When you're trying to put together a development team, you want to structure that team for success. It would be great to have all the perfect team members, but that dream cannot always be realized.
Every once in a while, a CEO will come up to me and say, “Our commercial software development is failing. I suspect my CTO is the problem.”
Those are some pretty strong words.
Choosing a mobile app development team is a big decision for your company.
A good decision can lead to the results you want: finished apps and features in an efficient, timely manner.
You have a clear vision for your company to push it even further ahead of your competition.

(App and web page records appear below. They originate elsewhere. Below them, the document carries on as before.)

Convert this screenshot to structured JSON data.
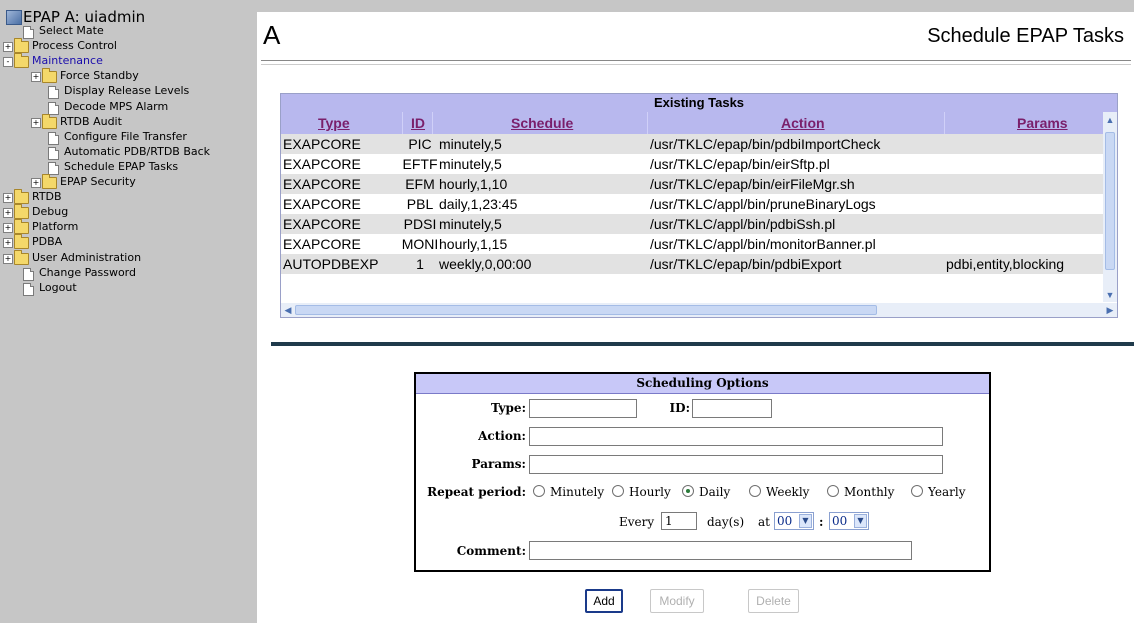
{
  "sidebar": {
    "title": "EPAP A: uiadmin",
    "items": [
      {
        "label": "Select Mate",
        "type": "page",
        "level": 1
      },
      {
        "label": "Process Control",
        "type": "folder",
        "level": 0,
        "expand": "+"
      },
      {
        "label": "Maintenance",
        "type": "folder-open",
        "level": 0,
        "expand": "-",
        "active": true
      },
      {
        "label": "Force Standby",
        "type": "folder",
        "level": 1,
        "expand": "+"
      },
      {
        "label": "Display Release Levels",
        "type": "page",
        "level": 2
      },
      {
        "label": "Decode MPS Alarm",
        "type": "page",
        "level": 2
      },
      {
        "label": "RTDB Audit",
        "type": "folder",
        "level": 1,
        "expand": "+"
      },
      {
        "label": "Configure File Transfer",
        "type": "page",
        "level": 2
      },
      {
        "label": "Automatic PDB/RTDB Back",
        "type": "page",
        "level": 2
      },
      {
        "label": "Schedule EPAP Tasks",
        "type": "page",
        "level": 2
      },
      {
        "label": "EPAP Security",
        "type": "folder",
        "level": 1,
        "expand": "+"
      },
      {
        "label": "RTDB",
        "type": "folder",
        "level": 0,
        "expand": "+"
      },
      {
        "label": "Debug",
        "type": "folder",
        "level": 0,
        "expand": "+"
      },
      {
        "label": "Platform",
        "type": "folder",
        "level": 0,
        "expand": "+"
      },
      {
        "label": "PDBA",
        "type": "folder",
        "level": 0,
        "expand": "+"
      },
      {
        "label": "User Administration",
        "type": "folder",
        "level": 0,
        "expand": "+"
      },
      {
        "label": "Change Password",
        "type": "page",
        "level": 1
      },
      {
        "label": "Logout",
        "type": "page",
        "level": 1
      }
    ]
  },
  "header": {
    "letter": "A",
    "title": "Schedule EPAP Tasks"
  },
  "tasks": {
    "title": "Existing Tasks",
    "columns": [
      "Type",
      "ID",
      "Schedule",
      "Action",
      "Params"
    ],
    "rows": [
      [
        "EXAPCORE",
        "PIC",
        "minutely,5",
        "/usr/TKLC/epap/bin/pdbiImportCheck",
        ""
      ],
      [
        "EXAPCORE",
        "EFTF",
        "minutely,5",
        "/usr/TKLC/epap/bin/eirSftp.pl",
        ""
      ],
      [
        "EXAPCORE",
        "EFM",
        "hourly,1,10",
        "/usr/TKLC/epap/bin/eirFileMgr.sh",
        ""
      ],
      [
        "EXAPCORE",
        "PBL",
        "daily,1,23:45",
        "/usr/TKLC/appl/bin/pruneBinaryLogs",
        ""
      ],
      [
        "EXAPCORE",
        "PDSI",
        "minutely,5",
        "/usr/TKLC/appl/bin/pdbiSsh.pl",
        ""
      ],
      [
        "EXAPCORE",
        "MONI",
        "hourly,1,15",
        "/usr/TKLC/appl/bin/monitorBanner.pl",
        ""
      ],
      [
        "AUTOPDBEXP",
        "1",
        "weekly,0,00:00",
        "/usr/TKLC/epap/bin/pdbiExport",
        "pdbi,entity,blocking"
      ]
    ]
  },
  "options": {
    "title": "Scheduling Options",
    "type_label": "Type:",
    "type_value": "",
    "id_label": "ID:",
    "id_value": "",
    "action_label": "Action:",
    "action_value": "",
    "params_label": "Params:",
    "params_value": "",
    "repeat_label": "Repeat period:",
    "periods": [
      "Minutely",
      "Hourly",
      "Daily",
      "Weekly",
      "Monthly",
      "Yearly"
    ],
    "selected_period": "Daily",
    "every_label": "Every",
    "every_value": "1",
    "days_label": "day(s)",
    "at_label": "at",
    "hour": "00",
    "colon": ":",
    "minute": "00",
    "comment_label": "Comment:",
    "comment_value": ""
  },
  "buttons": {
    "add": "Add",
    "modify": "Modify",
    "delete": "Delete"
  },
  "colors": {
    "sidebar_bg": "#c6c6c6",
    "table_header": "#b8b8ee",
    "link_header": "#7a1f6b",
    "divider": "#1f3a4b"
  }
}
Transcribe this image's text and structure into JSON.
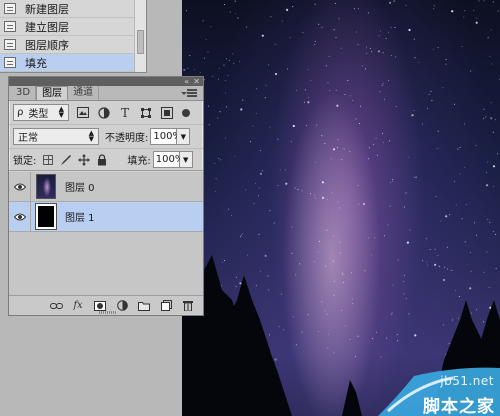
{
  "history_panel": {
    "items": [
      {
        "label": "新建图层"
      },
      {
        "label": "建立图层"
      },
      {
        "label": "图层顺序"
      },
      {
        "label": "填充"
      }
    ]
  },
  "layers_panel": {
    "tabs": [
      {
        "label": "3D"
      },
      {
        "label": "图层"
      },
      {
        "label": "通道"
      }
    ],
    "filter": {
      "kind_label": "类型",
      "glyph": "ρ"
    },
    "blend": {
      "mode": "正常",
      "opacity_label": "不透明度:",
      "opacity_value": "100%"
    },
    "lock": {
      "label": "锁定:",
      "fill_label": "填充:",
      "fill_value": "100%"
    },
    "layers": [
      {
        "name": "图层 0",
        "visible": true,
        "selected": false
      },
      {
        "name": "图层 1",
        "visible": true,
        "selected": true
      }
    ],
    "bottom_tools": {
      "fx_label": "fx"
    }
  },
  "watermark": {
    "site": "jb51.net",
    "name": "脚本之家"
  },
  "colors": {
    "selection": "#b9cff2",
    "panel_bg": "#d0d0d0",
    "titlebar": "#5f5f5f"
  }
}
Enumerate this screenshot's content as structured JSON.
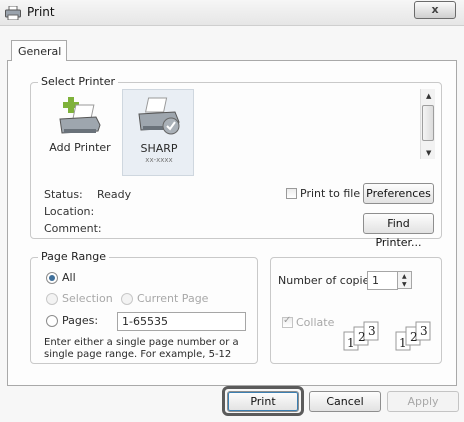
{
  "window": {
    "title": "Print",
    "close_label": "x"
  },
  "tabs": [
    {
      "label": "General"
    }
  ],
  "select_printer": {
    "legend": "Select Printer",
    "printers": [
      {
        "name": "Add Printer",
        "subtitle": ""
      },
      {
        "name": "SHARP",
        "subtitle": "xx-xxxx",
        "selected": true
      }
    ],
    "status_label": "Status:",
    "status_value": "Ready",
    "location_label": "Location:",
    "location_value": "",
    "comment_label": "Comment:",
    "comment_value": "",
    "print_to_file_label": "Print to file",
    "print_to_file_checked": false,
    "preferences_label": "Preferences",
    "find_printer_label": "Find Printer..."
  },
  "page_range": {
    "legend": "Page Range",
    "options": [
      {
        "label": "All",
        "selected": true,
        "enabled": true
      },
      {
        "label": "Selection",
        "selected": false,
        "enabled": false
      },
      {
        "label": "Current Page",
        "selected": false,
        "enabled": false
      },
      {
        "label": "Pages:",
        "selected": false,
        "enabled": true
      }
    ],
    "pages_value": "1-65535",
    "hint": "Enter either a single page number or a single page range.  For example, 5-12"
  },
  "copies": {
    "label": "Number of copies:",
    "value": "1",
    "collate_label": "Collate",
    "collate_checked": true,
    "collate_enabled": false,
    "collate_page_numbers": [
      "1",
      "2",
      "3",
      "1",
      "2",
      "3"
    ]
  },
  "buttons": {
    "print": "Print",
    "cancel": "Cancel",
    "apply": "Apply"
  },
  "colors": {
    "selected_printer_bg": "#e9eef4",
    "radio_dot": "#3f6f9a",
    "disabled_text": "#a8a8a8"
  },
  "icons": {
    "title": "printer-icon",
    "add_printer": "add-printer-icon",
    "sharp": "printer-default-icon",
    "collate": "collate-pages-icon"
  }
}
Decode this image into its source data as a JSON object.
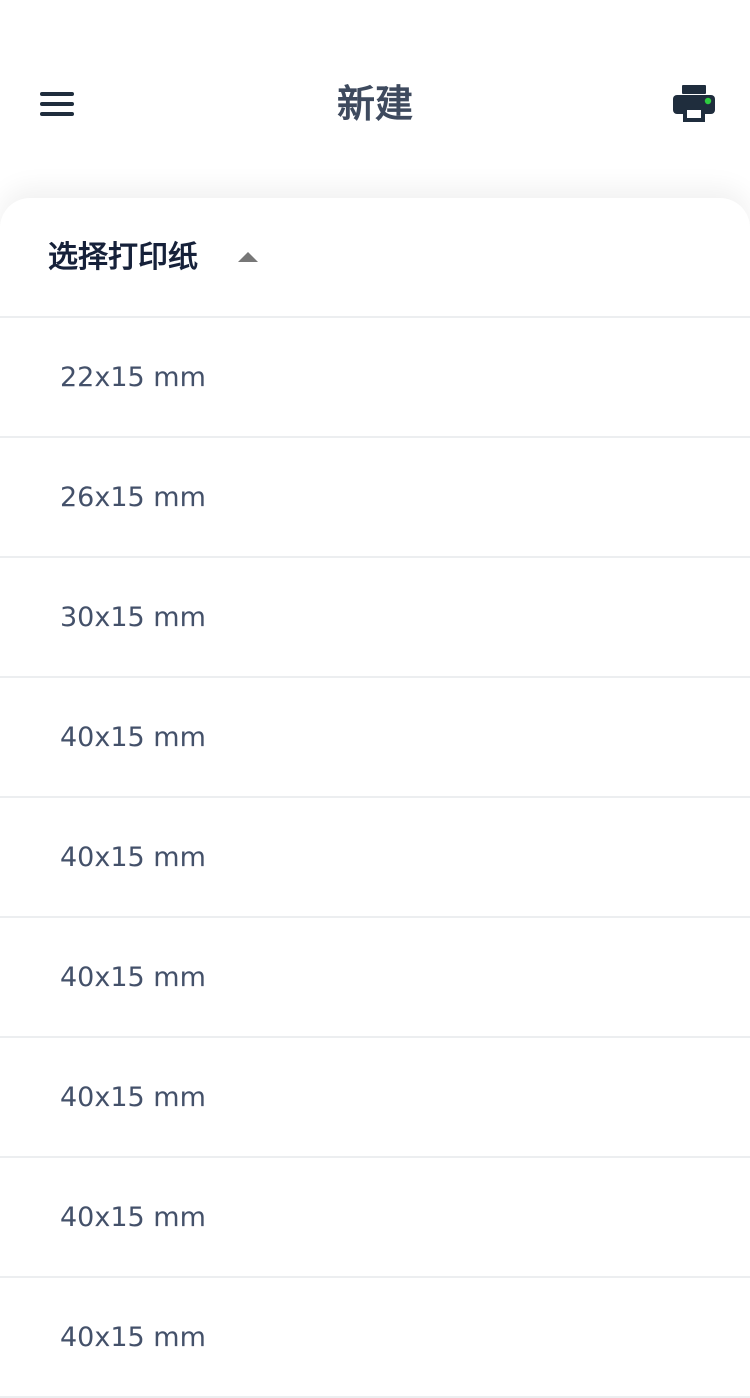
{
  "header": {
    "title": "新建",
    "menu_icon": "menu-icon",
    "printer_icon": "printer-icon",
    "printer_status_color": "#2ecc40"
  },
  "paper_select": {
    "label": "选择打印纸",
    "caret_icon": "caret-up-icon",
    "items": [
      {
        "label": "22x15 mm"
      },
      {
        "label": "26x15 mm"
      },
      {
        "label": "30x15 mm"
      },
      {
        "label": "40x15 mm"
      },
      {
        "label": "40x15 mm"
      },
      {
        "label": "40x15 mm"
      },
      {
        "label": "40x15 mm"
      },
      {
        "label": "40x15 mm"
      },
      {
        "label": "40x15 mm"
      }
    ]
  },
  "colors": {
    "title": "#3e4a5e",
    "icon": "#1f2d3d",
    "item_text": "#44516a",
    "divider": "#eceef0"
  }
}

And you’ve just had an incredible idea for a new mobile app (or a new feature) – to bring you closer to making that vision real.
Last week on TheAtlantic.com, Ian Bogost published an article titled Programmers: Stop Calling Yourselves Engineers.
In his article Mr. Bogost argues that those who are writing software applications shouldn’t claim to be “engineers” because they haven’t passed a state-mandated certification exam.
He says that the title "engineer" is "cheapened by the tech industry."
Although I wholeheartedly disagree with this premise, reading the article made one thing abundantly clear to me: those of us who create software for a living have a credibility problem.
You put down your coffee cup and smile to yourself. One thought keeps going through your head: "I am freakin' brilliant!"
You pick up the napkin--on which you've just sketched out a revolutionary idea for a new app--and walk out of Starbucks with a pep in your step. You need to get back to your office to start planning how to spend your millions.
Then it hits you.
"I have no idea how to build a software product."
"Another change?" I asked. My business partner looked up at me and replied with one word: "Yep."
It was 20 years ago, I was fresh out of UNH engineering school and six months into my third startup since high school. Our software company was just getting going and I had spent the last two weeks creating a detailed project plan for some new features. But we had just heard back from our first potential customers, and they had different ideas of what we should build.
I was having lunch last week with a friend, and we were talking about our respective professional services companies. As we were finishing he asked, "So, what's your capacity these days? How many projects do you think you can take on?"
I replied, "Virtually unlimited."
He looked up and gave me a hard look, his fork hovering over his plate. Then he smiled and said, "Yeah, right," and went back to eating.
He didn't realize that we've spent the last two years perfecting our processes so we can now spin up a new agile software development team in about two weeks.
In this blog post I'll share with you six secrets you can use to quickly ramp up more software development bandwidth when you need it.